What you are asked to do — Every entry needs to be printed exactly, please.
[Start of section]
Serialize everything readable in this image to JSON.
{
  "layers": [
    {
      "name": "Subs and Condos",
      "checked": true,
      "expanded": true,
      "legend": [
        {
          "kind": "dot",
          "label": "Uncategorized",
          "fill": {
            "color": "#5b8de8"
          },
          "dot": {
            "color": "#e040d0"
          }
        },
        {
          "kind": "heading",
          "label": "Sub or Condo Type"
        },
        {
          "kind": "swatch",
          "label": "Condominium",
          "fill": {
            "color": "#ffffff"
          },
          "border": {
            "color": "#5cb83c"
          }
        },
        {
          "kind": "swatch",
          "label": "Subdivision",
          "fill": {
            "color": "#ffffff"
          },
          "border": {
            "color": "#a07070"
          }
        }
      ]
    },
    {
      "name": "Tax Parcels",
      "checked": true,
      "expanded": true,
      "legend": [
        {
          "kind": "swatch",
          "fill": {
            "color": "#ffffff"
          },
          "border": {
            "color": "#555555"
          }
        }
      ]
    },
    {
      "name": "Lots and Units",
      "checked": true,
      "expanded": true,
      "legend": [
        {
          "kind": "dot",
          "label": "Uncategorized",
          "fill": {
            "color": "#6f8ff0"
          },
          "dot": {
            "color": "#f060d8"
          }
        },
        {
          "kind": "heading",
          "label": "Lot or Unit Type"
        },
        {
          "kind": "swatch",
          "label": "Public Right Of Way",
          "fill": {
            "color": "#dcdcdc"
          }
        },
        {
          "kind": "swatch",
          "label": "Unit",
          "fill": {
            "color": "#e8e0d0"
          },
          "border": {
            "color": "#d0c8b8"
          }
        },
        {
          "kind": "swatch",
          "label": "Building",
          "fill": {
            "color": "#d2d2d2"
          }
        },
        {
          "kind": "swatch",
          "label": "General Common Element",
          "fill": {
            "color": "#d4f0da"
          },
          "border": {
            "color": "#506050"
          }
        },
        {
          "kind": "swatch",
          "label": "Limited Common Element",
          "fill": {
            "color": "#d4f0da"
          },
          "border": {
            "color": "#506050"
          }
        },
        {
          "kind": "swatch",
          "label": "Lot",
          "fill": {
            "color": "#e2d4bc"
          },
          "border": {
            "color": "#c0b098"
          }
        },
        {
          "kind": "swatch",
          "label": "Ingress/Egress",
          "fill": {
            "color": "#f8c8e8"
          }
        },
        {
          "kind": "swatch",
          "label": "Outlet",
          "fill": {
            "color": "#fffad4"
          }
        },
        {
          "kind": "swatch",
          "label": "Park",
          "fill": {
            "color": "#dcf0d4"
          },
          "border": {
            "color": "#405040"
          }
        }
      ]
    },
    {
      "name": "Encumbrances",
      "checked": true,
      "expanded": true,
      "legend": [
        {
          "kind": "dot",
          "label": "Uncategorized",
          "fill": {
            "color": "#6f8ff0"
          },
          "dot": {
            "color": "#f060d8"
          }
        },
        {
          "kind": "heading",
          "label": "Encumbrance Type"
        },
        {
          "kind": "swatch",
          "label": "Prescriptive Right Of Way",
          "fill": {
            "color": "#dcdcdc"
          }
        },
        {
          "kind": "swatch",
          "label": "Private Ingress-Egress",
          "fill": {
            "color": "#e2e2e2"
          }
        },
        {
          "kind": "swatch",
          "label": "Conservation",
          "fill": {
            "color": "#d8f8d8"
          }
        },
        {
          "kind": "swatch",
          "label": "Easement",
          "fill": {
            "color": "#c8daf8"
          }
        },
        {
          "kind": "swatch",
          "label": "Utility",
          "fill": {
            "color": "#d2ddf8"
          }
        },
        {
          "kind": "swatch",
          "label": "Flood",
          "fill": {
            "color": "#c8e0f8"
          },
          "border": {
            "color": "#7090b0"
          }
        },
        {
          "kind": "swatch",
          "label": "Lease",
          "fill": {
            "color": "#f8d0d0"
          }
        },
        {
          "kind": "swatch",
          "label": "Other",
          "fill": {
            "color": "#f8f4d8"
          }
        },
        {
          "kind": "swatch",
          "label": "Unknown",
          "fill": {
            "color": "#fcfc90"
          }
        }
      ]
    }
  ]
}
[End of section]
Exercise answer —
Serialize everything readable in this image to JSON.
{
  "layers": [
    {
      "name": "Subs and Condos",
      "checked": true,
      "expanded": true,
      "legend": [
        {
          "kind": "dot",
          "label": "Uncategorized",
          "fill": {
            "color": "#5b8de8"
          },
          "dot": {
            "color": "#e040d0"
          }
        },
        {
          "kind": "heading",
          "label": "Sub or Condo Type"
        },
        {
          "kind": "swatch",
          "label": "Condominium",
          "fill": {
            "color": "#ffffff"
          },
          "border": {
            "color": "#5cb83c"
          }
        },
        {
          "kind": "swatch",
          "label": "Subdivision",
          "fill": {
            "color": "#ffffff"
          },
          "border": {
            "color": "#a07070"
          }
        }
      ]
    },
    {
      "name": "Tax Parcels",
      "checked": true,
      "expanded": true,
      "legend": [
        {
          "kind": "swatch",
          "fill": {
            "color": "#ffffff"
          },
          "border": {
            "color": "#555555"
          }
        }
      ]
    },
    {
      "name": "Lots and Units",
      "checked": true,
      "expanded": true,
      "legend": [
        {
          "kind": "dot",
          "label": "Uncategorized",
          "fill": {
            "color": "#6f8ff0"
          },
          "dot": {
            "color": "#f060d8"
          }
        },
        {
          "kind": "heading",
          "label": "Lot or Unit Type"
        },
        {
          "kind": "swatch",
          "label": "Public Right Of Way",
          "fill": {
            "color": "#dcdcdc"
          }
        },
        {
          "kind": "swatch",
          "label": "Unit",
          "fill": {
            "color": "#e8e0d0"
          },
          "border": {
            "color": "#d0c8b8"
          }
        },
        {
          "kind": "swatch",
          "label": "Building",
          "fill": {
            "color": "#d2d2d2"
          }
        },
        {
          "kind": "swatch",
          "label": "General Common Element",
          "fill": {
            "color": "#d4f0da"
          },
          "border": {
            "color": "#506050"
          }
        },
        {
          "kind": "swatch",
          "label": "Limited Common Element",
          "fill": {
            "color": "#d4f0da"
          },
          "border": {
            "color": "#506050"
          }
        },
        {
          "kind": "swatch",
          "label": "Lot",
          "fill": {
            "color": "#e2d4bc"
          },
          "border": {
            "color": "#c0b098"
          }
        },
        {
          "kind": "swatch",
          "label": "Ingress/Egress",
          "fill": {
            "color": "#f8c8e8"
          }
        },
        {
          "kind": "swatch",
          "label": "Outlet",
          "fill": {
            "color": "#fffad4"
          }
        },
        {
          "kind": "swatch",
          "label": "Park",
          "fill": {
            "color": "#dcf0d4"
          },
          "border": {
            "color": "#405040"
          }
        }
      ]
    },
    {
      "name": "Encumbrances",
      "checked": true,
      "expanded": true,
      "legend": [
        {
          "kind": "dot",
          "label": "Uncategorized",
          "fill": {
            "color": "#6f8ff0"
          },
          "dot": {
            "color": "#f060d8"
          }
        },
        {
          "kind": "heading",
          "label": "Encumbrance Type"
        },
        {
          "kind": "swatch",
          "label": "Prescriptive Right Of Way",
          "fill": {
            "color": "#dcdcdc"
          }
        },
        {
          "kind": "swatch",
          "label": "Private Ingress-Egress",
          "fill": {
            "color": "#e2e2e2"
          }
        },
        {
          "kind": "swatch",
          "label": "Conservation",
          "fill": {
            "color": "#d8f8d8"
          }
        },
        {
          "kind": "swatch",
          "label": "Easement",
          "fill": {
            "color": "#c8daf8"
          }
        },
        {
          "kind": "swatch",
          "label": "Utility",
          "fill": {
            "color": "#d2ddf8"
          }
        },
        {
          "kind": "swatch",
          "label": "Flood",
          "fill": {
            "color": "#c8e0f8"
          },
          "border": {
            "color": "#7090b0"
          }
        },
        {
          "kind": "swatch",
          "label": "Lease",
          "fill": {
            "color": "#f8d0d0"
          }
        },
        {
          "kind": "swatch",
          "label": "Other",
          "fill": {
            "color": "#f8f4d8"
          }
        },
        {
          "kind": "swatch",
          "label": "Unknown",
          "fill": {
            "color": "#fcfc90"
          }
        }
      ]
    }
  ]
}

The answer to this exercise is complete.